### [EXERCISE REQUIREMENTS]
Give the number of lines in the entries that contain "close". State only the count.

### [DATA SECTION]
---------------

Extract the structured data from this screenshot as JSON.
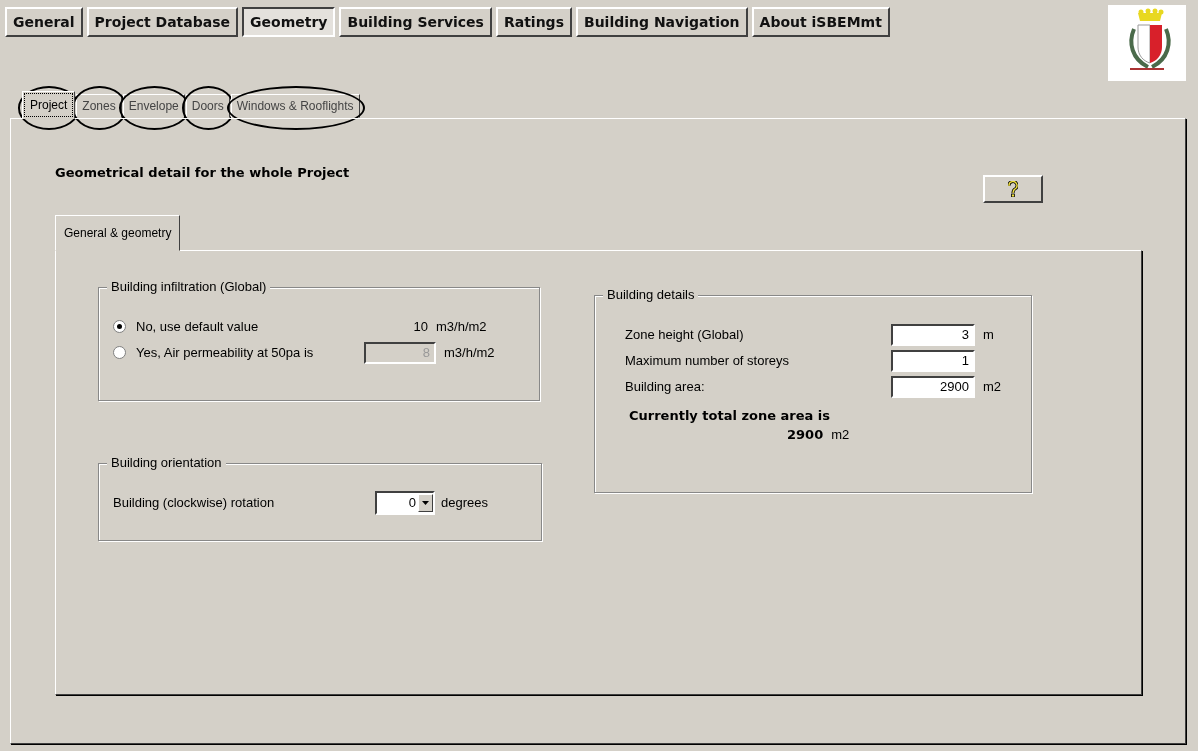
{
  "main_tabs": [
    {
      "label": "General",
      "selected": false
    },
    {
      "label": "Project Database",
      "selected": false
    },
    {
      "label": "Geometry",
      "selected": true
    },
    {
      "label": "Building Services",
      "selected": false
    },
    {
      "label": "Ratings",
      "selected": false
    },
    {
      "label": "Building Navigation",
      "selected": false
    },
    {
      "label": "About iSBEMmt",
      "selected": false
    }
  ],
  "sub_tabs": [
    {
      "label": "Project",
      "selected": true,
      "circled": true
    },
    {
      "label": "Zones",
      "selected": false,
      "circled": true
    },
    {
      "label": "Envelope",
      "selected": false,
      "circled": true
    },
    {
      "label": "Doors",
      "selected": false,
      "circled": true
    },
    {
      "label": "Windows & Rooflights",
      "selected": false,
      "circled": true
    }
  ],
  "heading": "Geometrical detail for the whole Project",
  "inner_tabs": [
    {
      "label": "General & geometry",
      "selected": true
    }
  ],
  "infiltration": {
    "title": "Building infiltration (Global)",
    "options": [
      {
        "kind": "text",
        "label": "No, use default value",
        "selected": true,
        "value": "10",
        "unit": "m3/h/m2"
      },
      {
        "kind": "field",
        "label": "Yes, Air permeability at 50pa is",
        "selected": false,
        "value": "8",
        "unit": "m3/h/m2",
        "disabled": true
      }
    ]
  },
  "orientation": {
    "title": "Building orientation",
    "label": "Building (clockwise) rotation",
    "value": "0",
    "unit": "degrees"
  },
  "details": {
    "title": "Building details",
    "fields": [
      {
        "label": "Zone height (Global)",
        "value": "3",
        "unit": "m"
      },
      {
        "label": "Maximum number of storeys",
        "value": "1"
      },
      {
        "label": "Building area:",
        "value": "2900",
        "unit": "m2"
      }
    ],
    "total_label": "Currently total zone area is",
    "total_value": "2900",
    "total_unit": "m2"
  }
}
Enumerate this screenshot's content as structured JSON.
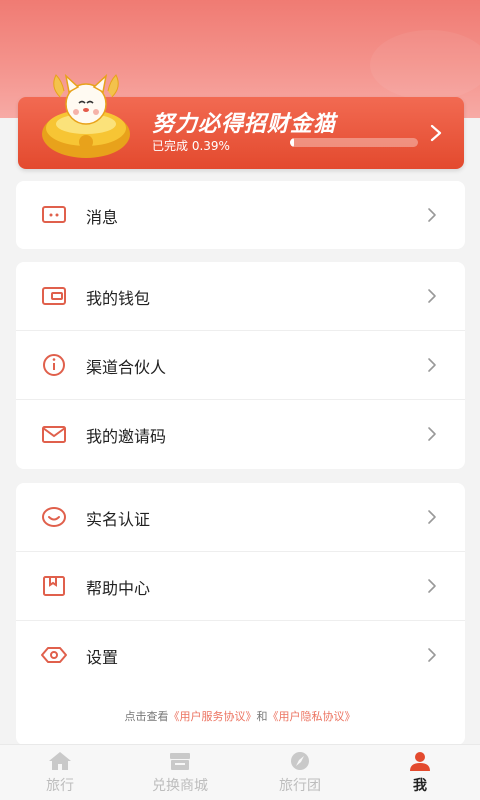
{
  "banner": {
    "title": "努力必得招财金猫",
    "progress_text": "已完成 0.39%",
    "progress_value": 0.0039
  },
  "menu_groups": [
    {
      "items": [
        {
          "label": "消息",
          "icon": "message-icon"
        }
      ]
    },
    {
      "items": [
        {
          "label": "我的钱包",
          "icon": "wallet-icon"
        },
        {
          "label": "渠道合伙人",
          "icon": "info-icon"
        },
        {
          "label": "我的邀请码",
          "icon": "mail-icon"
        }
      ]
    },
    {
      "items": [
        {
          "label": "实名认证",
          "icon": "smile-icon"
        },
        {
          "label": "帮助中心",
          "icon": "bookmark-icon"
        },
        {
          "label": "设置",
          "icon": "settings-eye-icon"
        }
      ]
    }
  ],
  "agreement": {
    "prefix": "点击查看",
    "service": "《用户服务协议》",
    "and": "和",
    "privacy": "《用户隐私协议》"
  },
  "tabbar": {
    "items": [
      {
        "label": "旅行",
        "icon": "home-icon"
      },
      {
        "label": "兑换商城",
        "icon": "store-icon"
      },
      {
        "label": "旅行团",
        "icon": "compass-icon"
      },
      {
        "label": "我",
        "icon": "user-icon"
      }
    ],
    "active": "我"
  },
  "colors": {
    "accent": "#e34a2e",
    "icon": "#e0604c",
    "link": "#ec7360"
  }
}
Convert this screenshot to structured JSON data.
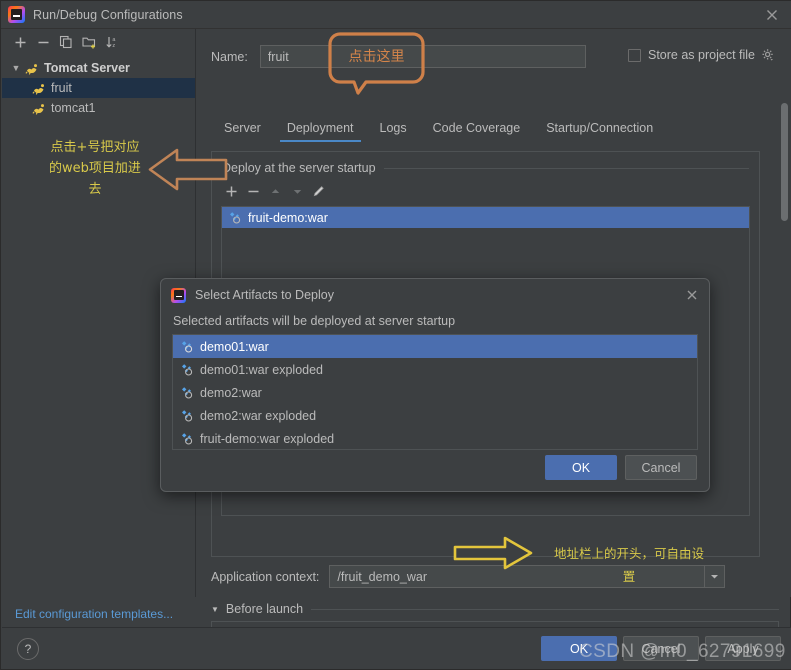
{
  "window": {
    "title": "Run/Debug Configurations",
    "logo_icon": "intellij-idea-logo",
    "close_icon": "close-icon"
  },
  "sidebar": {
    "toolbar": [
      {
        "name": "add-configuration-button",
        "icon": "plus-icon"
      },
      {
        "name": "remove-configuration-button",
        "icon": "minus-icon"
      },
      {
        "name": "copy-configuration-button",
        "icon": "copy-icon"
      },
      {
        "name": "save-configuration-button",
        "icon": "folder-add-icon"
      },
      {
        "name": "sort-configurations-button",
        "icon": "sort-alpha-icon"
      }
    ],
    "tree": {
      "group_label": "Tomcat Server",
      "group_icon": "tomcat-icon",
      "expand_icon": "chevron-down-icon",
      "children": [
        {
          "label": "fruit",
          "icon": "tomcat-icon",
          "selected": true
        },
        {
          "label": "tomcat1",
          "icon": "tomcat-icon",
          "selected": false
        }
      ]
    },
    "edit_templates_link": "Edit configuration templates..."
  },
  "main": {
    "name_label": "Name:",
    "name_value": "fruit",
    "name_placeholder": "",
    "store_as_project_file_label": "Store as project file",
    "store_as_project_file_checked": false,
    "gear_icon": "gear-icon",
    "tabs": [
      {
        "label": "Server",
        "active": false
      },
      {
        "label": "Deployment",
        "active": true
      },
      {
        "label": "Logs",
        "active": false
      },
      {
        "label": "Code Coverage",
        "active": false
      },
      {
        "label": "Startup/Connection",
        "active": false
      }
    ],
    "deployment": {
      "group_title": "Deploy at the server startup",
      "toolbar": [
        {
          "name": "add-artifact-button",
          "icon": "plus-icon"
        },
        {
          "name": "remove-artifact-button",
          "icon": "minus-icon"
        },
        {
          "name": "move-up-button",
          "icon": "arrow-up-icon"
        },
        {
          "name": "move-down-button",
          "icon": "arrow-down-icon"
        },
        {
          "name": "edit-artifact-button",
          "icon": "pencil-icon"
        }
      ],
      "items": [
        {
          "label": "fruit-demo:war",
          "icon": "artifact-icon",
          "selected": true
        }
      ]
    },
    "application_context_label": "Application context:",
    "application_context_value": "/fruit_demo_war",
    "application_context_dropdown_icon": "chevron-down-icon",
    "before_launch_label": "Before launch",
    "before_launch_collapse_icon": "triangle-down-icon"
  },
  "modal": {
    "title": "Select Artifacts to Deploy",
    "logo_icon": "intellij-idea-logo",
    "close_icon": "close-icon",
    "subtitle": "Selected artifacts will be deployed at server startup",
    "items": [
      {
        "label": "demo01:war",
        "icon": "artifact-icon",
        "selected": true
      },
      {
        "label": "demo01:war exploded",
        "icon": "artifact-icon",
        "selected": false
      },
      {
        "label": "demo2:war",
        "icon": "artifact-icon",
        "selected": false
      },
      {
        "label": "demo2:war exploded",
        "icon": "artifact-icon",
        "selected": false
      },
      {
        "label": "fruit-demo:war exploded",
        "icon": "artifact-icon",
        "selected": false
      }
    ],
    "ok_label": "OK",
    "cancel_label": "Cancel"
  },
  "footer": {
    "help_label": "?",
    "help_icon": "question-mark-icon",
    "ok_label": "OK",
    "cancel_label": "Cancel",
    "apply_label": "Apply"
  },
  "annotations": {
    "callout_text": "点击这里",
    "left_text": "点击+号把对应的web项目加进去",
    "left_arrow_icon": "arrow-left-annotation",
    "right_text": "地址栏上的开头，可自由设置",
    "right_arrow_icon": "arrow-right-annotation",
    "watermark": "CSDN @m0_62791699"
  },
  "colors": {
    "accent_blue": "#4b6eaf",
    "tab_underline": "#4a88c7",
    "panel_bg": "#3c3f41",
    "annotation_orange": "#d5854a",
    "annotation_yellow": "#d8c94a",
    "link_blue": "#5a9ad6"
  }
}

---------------

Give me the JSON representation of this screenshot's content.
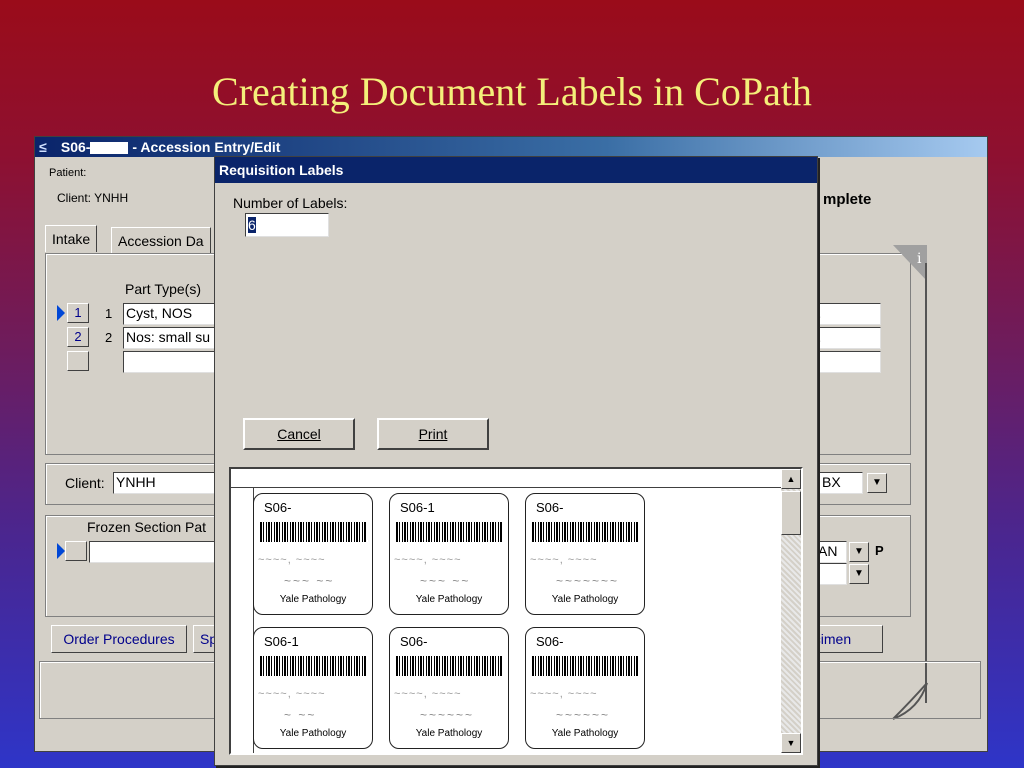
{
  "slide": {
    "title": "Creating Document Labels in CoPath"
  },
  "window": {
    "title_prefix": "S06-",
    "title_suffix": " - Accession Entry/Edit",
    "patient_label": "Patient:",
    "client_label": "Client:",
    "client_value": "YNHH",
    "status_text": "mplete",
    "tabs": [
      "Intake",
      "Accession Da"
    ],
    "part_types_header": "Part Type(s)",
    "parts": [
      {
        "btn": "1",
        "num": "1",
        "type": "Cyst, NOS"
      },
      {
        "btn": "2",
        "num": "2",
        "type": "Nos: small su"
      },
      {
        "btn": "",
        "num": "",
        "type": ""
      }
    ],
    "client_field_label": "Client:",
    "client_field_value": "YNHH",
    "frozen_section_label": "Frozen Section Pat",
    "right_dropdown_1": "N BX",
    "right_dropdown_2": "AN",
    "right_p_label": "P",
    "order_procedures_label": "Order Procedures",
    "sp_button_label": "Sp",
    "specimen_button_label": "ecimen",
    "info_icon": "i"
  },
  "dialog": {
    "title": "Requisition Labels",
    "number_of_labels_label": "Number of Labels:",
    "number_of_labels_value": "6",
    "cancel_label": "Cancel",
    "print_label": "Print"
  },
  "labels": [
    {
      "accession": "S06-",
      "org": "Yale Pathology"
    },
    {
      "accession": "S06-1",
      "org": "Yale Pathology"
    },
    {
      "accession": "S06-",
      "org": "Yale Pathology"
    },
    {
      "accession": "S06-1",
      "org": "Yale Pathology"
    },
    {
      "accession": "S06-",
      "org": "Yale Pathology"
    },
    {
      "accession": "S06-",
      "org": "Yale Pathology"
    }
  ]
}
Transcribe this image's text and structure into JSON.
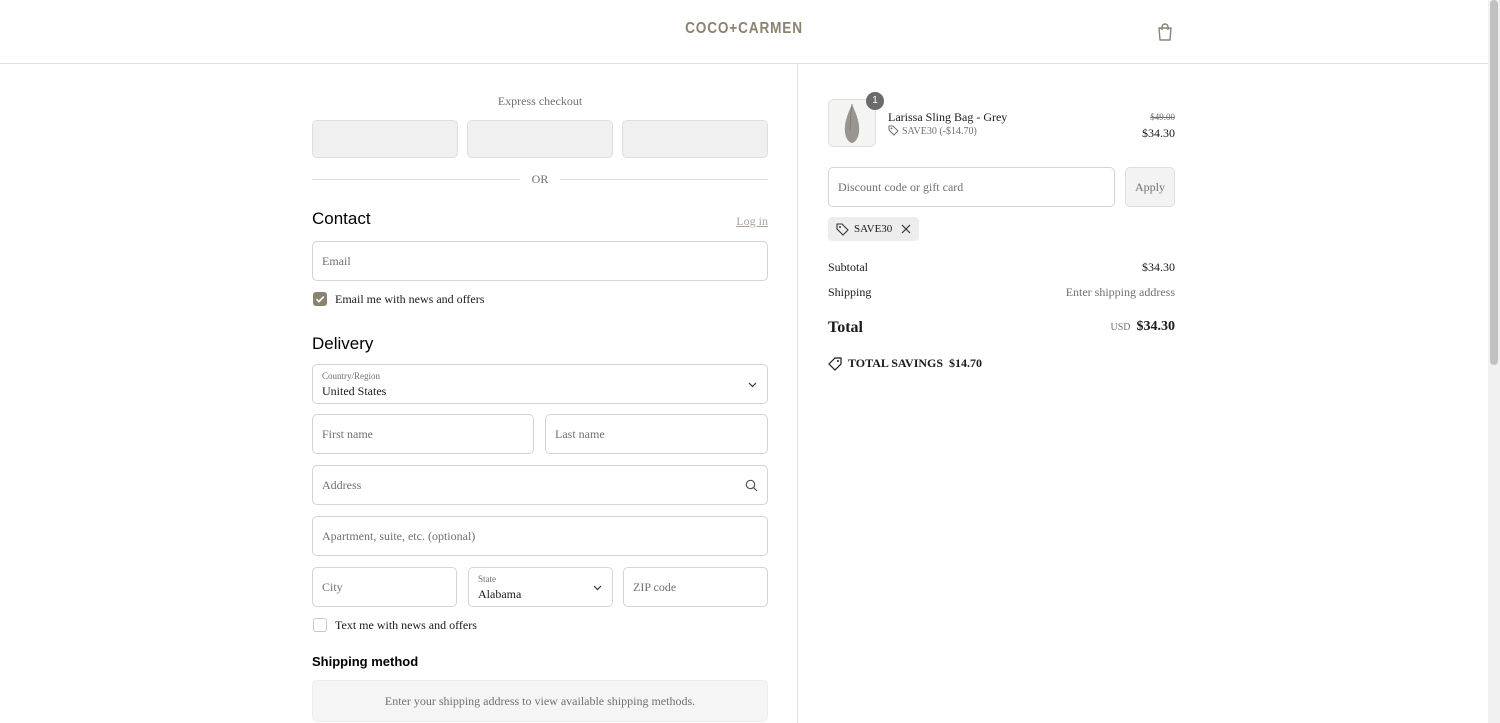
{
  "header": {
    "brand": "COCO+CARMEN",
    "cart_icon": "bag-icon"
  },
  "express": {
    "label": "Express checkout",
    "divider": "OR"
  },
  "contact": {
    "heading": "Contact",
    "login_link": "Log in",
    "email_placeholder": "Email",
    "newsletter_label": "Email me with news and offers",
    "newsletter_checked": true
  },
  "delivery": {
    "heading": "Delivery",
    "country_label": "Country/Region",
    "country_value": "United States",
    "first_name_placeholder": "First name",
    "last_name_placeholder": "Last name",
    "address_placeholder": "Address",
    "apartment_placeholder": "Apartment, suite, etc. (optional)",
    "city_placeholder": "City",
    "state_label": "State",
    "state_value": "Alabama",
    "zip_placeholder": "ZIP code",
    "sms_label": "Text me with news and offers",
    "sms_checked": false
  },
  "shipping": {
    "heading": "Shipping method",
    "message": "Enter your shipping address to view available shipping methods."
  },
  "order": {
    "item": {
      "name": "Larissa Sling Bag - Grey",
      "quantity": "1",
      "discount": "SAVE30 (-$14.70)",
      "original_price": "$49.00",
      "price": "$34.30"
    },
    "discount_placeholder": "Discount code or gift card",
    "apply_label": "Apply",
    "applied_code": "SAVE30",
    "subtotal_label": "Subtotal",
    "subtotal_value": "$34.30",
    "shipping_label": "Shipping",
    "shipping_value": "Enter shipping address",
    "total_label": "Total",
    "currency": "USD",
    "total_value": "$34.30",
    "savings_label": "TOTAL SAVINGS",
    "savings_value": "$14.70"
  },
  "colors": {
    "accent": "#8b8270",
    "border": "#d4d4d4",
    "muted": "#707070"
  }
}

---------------

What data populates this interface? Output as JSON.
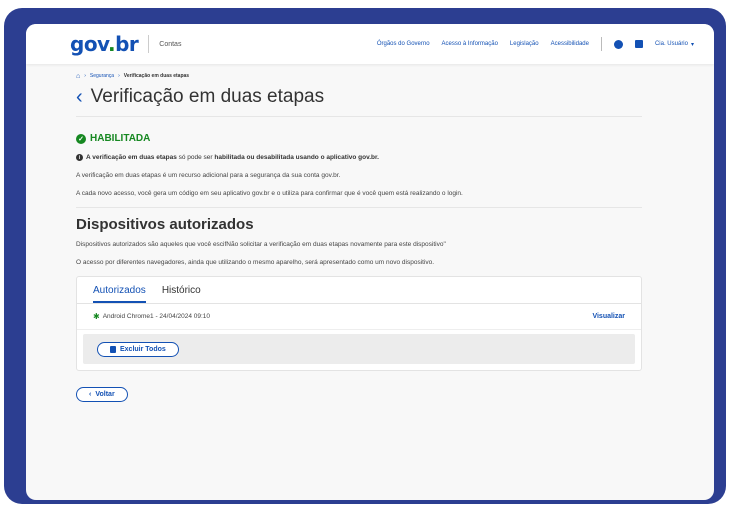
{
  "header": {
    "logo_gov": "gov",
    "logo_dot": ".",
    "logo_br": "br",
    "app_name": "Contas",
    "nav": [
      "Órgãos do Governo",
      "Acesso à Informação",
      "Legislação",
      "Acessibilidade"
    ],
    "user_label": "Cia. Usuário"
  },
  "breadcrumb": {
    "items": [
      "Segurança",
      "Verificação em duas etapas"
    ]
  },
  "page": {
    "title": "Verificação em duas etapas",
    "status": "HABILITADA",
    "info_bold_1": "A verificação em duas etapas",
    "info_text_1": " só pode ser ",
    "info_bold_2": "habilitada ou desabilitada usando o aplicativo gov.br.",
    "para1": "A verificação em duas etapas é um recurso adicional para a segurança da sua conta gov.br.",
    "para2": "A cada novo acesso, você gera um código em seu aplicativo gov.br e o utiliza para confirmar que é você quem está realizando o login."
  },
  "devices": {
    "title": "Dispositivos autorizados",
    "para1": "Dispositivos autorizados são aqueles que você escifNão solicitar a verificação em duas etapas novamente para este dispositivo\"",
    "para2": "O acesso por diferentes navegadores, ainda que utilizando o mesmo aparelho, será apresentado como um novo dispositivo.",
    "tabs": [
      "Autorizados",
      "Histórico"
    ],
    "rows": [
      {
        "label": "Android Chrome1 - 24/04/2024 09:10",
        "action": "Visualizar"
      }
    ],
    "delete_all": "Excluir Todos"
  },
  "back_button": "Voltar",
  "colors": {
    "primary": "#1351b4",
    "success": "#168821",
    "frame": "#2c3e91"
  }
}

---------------

### [TASK OUTPUT]
2